As a LEED Accredited Professional for six years and a Green Globes Professional since December, I have noted similarities and differences between the two systems.
Recently, the leading green-building rating systems have been in the news: The Green Building Initiative (GBI) launched a new version of Green Globes for New Construction, U.S. Green Building Council (USGBC) members overwhelmingly approved LEED v4, and the ENERGY STAR program released an upgraded Portfolio Manager tool, important to both Green Globes and LEED.
GBI has been offering free training on the new Green Globes for New Construction as part of its Green Globes Professionals (GGP) certification program, and the USGBC has said it will have updated reference guides, courses, and exams ready when it introduces LEED v4 at Greenbuild in November. Green Globes for New Construction has an increased focus on energy, with four paths available for energy performance; materials and resources; and life-cycle assessment. Also, it permits certain third-party assessments/certifications and is fully compliant with the federal government’s Guiding Principles for New Construction and Major Renovations.
LEED v4 sets significantly higher standards than previous versions of LEED and introduces several new requirements, including disclosure of the constitution of building products. According to the USGBC, the transition to LEED v4 will be gradual, with registering under LEED 2009 remaining an option until June 1, 2015.
As a practicing LEED Accredited Professional for six years and a GGP since December, I have noted similarities and differences between the two systems. For example, while both use online tools, Green Globes is interactive, while LEED requires data uploading and waiting for results. And while both require a minimum number of points, LEED has prerequisites, while Green Globes does not. Additionally, Green Globes allows non-applicable categories to be excluded from the total point count, eliminating the expensive “point chasing” that has been associated with LEED projects.
Perhaps the most significant difference concerns time and cost to achieve certification, both of which can be substantially less for Green Globes. In Turner Construction Co.’s 2012 Green Building Market Barometer, a survey of industry executives on green-building issues, cost and time were cited as the primary reasons for not seeking LEED certification.
I find the most important advantage of Green Globes to be its on-site assessment process, through which an independent assessor visits a site and meets with the owner and consultant to review a project. With LEED, anonymous teams engaged by the Green Building Certification Institute review submissions and provide comments, which can vary in consistency and quality by team. Meanwhile, having to provide allowances in LEED consultants’ fees for appeals and interpretations inflates the total cost to the owner without adding value to the process.
This is not to say LEED does not have its advantages. LEED is the most recognized and most implemented green-building program in the world.

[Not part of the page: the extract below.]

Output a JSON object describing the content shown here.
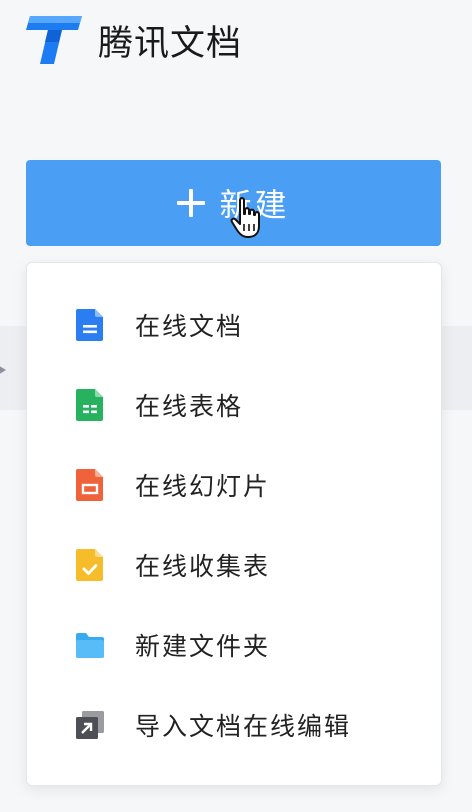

And it arguably has been the most influential advocate for sustainability in the built environment.
So, then, let’s agree that, like everything else in our industry, there is no one-size-fits-all solution. Each project should be evaluated based on its own goals and objectives, and the most beneficial outcome to the owner should be the deciding factor in selecting which green label to pursue.